NaN is a dangerous beast. NaN is a special value that means “not a number”, but in fact it is a number you can calculate with.
NaN is contagious. All calculations involving NaN fail silently, yielding NaN:
5 + NaNmakes NaN,
Math.sqrt(NaN)produces NaN. All comparisons with NaN yield false:
5 > NaNis false,
5 < NaNis also false.
5 === NaNis false,
NaN === NaNis also false.
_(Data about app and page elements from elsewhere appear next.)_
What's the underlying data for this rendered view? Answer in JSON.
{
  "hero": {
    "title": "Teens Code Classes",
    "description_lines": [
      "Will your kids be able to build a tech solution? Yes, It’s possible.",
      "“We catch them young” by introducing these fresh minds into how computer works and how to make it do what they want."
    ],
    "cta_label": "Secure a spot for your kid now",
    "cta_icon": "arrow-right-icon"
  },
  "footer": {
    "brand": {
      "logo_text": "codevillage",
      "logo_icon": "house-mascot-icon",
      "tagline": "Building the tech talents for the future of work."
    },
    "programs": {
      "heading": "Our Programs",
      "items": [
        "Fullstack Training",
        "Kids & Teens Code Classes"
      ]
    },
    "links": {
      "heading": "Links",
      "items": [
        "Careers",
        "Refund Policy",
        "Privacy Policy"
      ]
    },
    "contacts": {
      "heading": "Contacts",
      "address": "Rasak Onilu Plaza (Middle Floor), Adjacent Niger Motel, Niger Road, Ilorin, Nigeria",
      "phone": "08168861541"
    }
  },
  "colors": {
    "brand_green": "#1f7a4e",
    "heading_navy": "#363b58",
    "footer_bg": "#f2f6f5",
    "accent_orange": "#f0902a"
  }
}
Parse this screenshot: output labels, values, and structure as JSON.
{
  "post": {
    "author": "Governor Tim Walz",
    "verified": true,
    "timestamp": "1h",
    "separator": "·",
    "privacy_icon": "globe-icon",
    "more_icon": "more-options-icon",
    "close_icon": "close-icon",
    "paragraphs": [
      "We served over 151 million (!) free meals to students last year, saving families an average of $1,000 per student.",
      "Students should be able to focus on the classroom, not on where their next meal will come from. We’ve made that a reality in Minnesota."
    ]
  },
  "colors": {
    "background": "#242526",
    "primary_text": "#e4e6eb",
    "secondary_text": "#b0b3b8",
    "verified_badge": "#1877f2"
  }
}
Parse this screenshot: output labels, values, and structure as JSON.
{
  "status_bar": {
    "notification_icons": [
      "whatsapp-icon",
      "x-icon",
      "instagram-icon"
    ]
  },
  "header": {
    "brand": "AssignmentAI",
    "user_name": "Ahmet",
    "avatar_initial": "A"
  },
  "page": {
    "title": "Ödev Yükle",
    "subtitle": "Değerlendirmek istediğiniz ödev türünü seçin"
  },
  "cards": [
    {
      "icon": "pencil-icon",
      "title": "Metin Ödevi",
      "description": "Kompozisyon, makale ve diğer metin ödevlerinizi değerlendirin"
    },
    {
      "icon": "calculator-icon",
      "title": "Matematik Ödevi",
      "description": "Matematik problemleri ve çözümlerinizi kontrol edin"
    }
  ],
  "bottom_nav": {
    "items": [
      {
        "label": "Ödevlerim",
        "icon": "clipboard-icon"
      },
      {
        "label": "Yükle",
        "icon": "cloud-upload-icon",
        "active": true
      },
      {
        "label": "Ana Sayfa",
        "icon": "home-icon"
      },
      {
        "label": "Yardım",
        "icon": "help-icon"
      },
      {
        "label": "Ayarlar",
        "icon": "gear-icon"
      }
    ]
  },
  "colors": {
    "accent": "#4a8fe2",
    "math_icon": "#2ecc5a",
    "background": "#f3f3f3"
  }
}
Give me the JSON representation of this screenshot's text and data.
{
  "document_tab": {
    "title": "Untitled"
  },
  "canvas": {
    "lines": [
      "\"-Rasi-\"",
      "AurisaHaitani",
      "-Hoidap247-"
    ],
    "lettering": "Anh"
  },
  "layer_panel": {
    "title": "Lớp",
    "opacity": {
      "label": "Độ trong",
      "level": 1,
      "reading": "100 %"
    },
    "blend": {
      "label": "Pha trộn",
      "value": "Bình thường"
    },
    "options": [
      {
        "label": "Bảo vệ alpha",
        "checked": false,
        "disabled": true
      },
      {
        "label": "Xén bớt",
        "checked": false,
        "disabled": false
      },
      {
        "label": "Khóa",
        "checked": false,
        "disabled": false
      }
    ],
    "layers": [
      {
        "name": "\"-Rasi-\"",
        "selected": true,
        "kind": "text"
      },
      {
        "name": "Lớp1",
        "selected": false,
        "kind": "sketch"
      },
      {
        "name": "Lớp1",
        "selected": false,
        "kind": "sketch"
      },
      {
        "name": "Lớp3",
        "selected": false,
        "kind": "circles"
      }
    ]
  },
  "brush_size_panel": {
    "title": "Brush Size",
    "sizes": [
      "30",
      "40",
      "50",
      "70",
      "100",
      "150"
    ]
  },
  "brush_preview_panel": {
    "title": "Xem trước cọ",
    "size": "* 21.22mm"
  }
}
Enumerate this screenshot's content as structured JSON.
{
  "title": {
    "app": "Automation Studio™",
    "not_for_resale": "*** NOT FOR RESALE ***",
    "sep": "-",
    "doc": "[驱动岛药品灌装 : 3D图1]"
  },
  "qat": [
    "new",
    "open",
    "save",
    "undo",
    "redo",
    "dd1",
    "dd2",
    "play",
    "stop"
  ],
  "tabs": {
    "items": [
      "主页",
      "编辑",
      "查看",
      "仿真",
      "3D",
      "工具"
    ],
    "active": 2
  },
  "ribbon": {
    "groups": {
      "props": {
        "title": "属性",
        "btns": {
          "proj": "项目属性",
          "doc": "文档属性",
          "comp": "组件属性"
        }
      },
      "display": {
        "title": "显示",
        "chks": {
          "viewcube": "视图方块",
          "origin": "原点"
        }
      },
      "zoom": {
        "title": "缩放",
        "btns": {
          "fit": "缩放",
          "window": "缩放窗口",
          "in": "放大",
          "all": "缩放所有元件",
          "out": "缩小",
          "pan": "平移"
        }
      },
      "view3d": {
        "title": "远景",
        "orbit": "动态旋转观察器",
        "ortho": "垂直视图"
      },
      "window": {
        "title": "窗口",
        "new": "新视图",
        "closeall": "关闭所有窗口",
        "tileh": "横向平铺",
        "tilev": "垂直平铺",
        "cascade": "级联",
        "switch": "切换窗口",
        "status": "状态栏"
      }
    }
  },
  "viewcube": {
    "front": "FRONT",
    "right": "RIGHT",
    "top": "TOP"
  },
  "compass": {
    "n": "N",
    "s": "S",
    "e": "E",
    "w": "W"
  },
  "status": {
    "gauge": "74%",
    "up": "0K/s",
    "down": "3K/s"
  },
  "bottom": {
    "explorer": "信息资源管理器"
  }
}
If a NaN slips into your logic, it is carried through the rest of the program until the user sees a “NaN” appearing in the interface. It is hard to find the cause of a NaN since the place where it appears can be far from the place that caused it. Typically, the cause of a NaN is an implicit type conversion. My advice is to raise the alarm as soon as you see a NaN.